Stored data
*-*-*
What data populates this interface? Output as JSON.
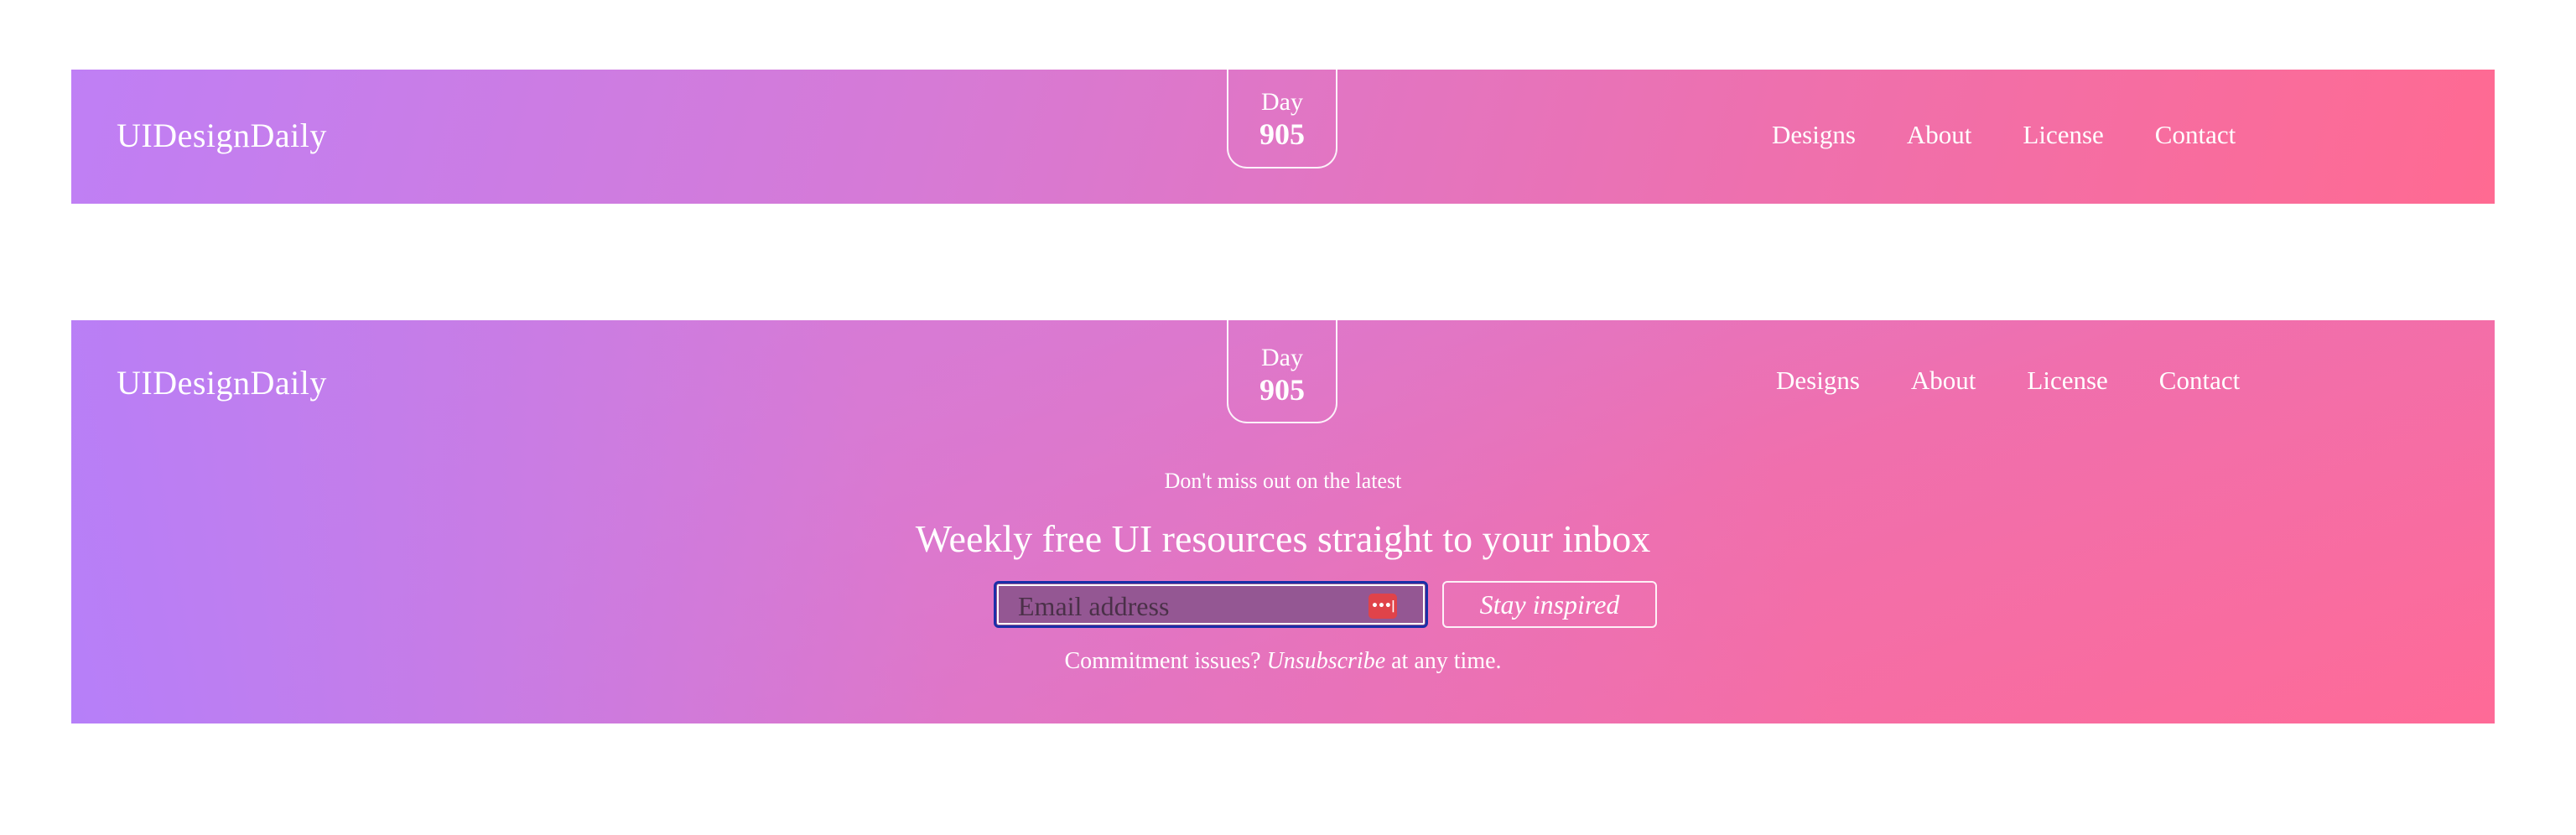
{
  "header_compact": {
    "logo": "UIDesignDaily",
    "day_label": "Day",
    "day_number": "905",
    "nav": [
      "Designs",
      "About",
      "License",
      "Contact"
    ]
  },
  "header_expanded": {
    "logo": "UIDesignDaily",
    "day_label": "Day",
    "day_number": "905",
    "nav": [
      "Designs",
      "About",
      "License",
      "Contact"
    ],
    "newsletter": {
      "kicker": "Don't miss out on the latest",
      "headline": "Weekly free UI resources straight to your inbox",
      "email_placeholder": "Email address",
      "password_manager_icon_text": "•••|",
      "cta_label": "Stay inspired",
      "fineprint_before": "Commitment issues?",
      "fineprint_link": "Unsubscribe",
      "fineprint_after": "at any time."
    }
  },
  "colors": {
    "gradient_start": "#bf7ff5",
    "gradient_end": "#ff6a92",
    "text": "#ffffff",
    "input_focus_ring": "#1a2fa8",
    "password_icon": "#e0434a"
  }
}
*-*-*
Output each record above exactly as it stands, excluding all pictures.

What data populates this interface? Output as JSON.
{
  "header_compact": {
    "logo": "UIDesignDaily",
    "day_label": "Day",
    "day_number": "905",
    "nav": [
      "Designs",
      "About",
      "License",
      "Contact"
    ]
  },
  "header_expanded": {
    "logo": "UIDesignDaily",
    "day_label": "Day",
    "day_number": "905",
    "nav": [
      "Designs",
      "About",
      "License",
      "Contact"
    ],
    "newsletter": {
      "kicker": "Don't miss out on the latest",
      "headline": "Weekly free UI resources straight to your inbox",
      "email_placeholder": "Email address",
      "password_manager_icon_text": "•••|",
      "cta_label": "Stay inspired",
      "fineprint_before": "Commitment issues?",
      "fineprint_link": "Unsubscribe",
      "fineprint_after": "at any time."
    }
  },
  "colors": {
    "gradient_start": "#bf7ff5",
    "gradient_end": "#ff6a92",
    "text": "#ffffff",
    "input_focus_ring": "#1a2fa8",
    "password_icon": "#e0434a"
  }
}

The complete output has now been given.